You need to speak to one, to be absolutely sure of anything.


Rich-Lawfulness9351 t1_j8q9mgg wrote

I'm not sure this is exactly the law in the Boston area but I would surmise it is at least similar. You might consider seeing if you are eligible for legal advise from Greater Boston Legal Services (GBLS). GBLS serves low income families and individuals (earning up to 125% of the poverty level, $33,125 for a family of 4 in 2021, or up to 200% in limited circumstances.) You can call: 617-371-1234


NOTE: I am not a lawyer and this is not legal advice. For legal advice contacted a licensed lawyer in your area.


Icy-Neck-2422 t1_j8r51dh wrote

Conversation with roommates first.

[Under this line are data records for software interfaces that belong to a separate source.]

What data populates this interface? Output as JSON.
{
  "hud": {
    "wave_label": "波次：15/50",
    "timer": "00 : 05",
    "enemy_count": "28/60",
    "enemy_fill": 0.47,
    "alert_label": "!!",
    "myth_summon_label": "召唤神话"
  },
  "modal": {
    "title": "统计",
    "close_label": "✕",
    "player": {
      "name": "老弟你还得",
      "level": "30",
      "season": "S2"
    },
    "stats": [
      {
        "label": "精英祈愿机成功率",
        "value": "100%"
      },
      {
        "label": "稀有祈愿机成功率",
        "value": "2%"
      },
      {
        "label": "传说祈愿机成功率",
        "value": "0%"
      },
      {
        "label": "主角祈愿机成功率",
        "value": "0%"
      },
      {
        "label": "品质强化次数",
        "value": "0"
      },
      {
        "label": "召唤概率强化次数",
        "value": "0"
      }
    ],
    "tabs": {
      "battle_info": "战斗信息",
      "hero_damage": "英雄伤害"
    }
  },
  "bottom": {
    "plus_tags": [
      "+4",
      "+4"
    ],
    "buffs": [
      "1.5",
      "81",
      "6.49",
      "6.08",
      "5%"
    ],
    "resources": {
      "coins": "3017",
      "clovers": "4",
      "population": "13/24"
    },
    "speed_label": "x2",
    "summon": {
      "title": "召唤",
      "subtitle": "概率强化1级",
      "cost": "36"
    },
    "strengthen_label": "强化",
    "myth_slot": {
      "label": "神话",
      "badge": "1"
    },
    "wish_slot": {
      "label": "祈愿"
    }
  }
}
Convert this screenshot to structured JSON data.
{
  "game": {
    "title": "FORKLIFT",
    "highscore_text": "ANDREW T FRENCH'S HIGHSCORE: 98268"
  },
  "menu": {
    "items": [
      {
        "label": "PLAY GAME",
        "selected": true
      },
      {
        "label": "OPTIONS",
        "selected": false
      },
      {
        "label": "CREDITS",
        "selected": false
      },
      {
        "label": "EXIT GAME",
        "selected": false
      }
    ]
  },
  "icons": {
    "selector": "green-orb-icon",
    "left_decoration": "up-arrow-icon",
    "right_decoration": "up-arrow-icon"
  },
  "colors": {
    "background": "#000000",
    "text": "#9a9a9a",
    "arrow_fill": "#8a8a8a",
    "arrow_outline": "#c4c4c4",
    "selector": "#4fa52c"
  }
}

If that fails then conversation with a housing attorney.


[deleted] OP t1_j8sem5b wrote

I have reached out to our acting landlord, but he has not gotten back to me yet. I requested police records should I take them to court. But what do I put one the forms if they move out before I go to the courthouse? I don’t know where they are moving to as we are no longer on speaking terms. Will the court hearing info be forwarded to their new addresses? I have already applied for two separate restraining orders against them, and since the judge threw out the case, they both agreed to move out. So I’m familiar with the legal system in Mass. I just don’t want to have to track down a pair of fugitives to get them to pay their share of the rent. They are not actively looking for subletters nor is our acting landlord, so they will still have to pay their share of the rent until new tenants have signed the lease. I told the police yesterday to remind them to contact our management company and then have them reach out to me about next steps. I want nothing more than to get rid of them, but they keep trying to initiate contact with me even though I make it very clear that I will not engage in the conversation. At this point asserting my boundaries is a moot point because neither one of them understands the concept of personal boundaries. I just have to keep sending them emails every day to remind them to contact the management company about their intended move. That’s all I can really do at this point other than ignoring them entirely.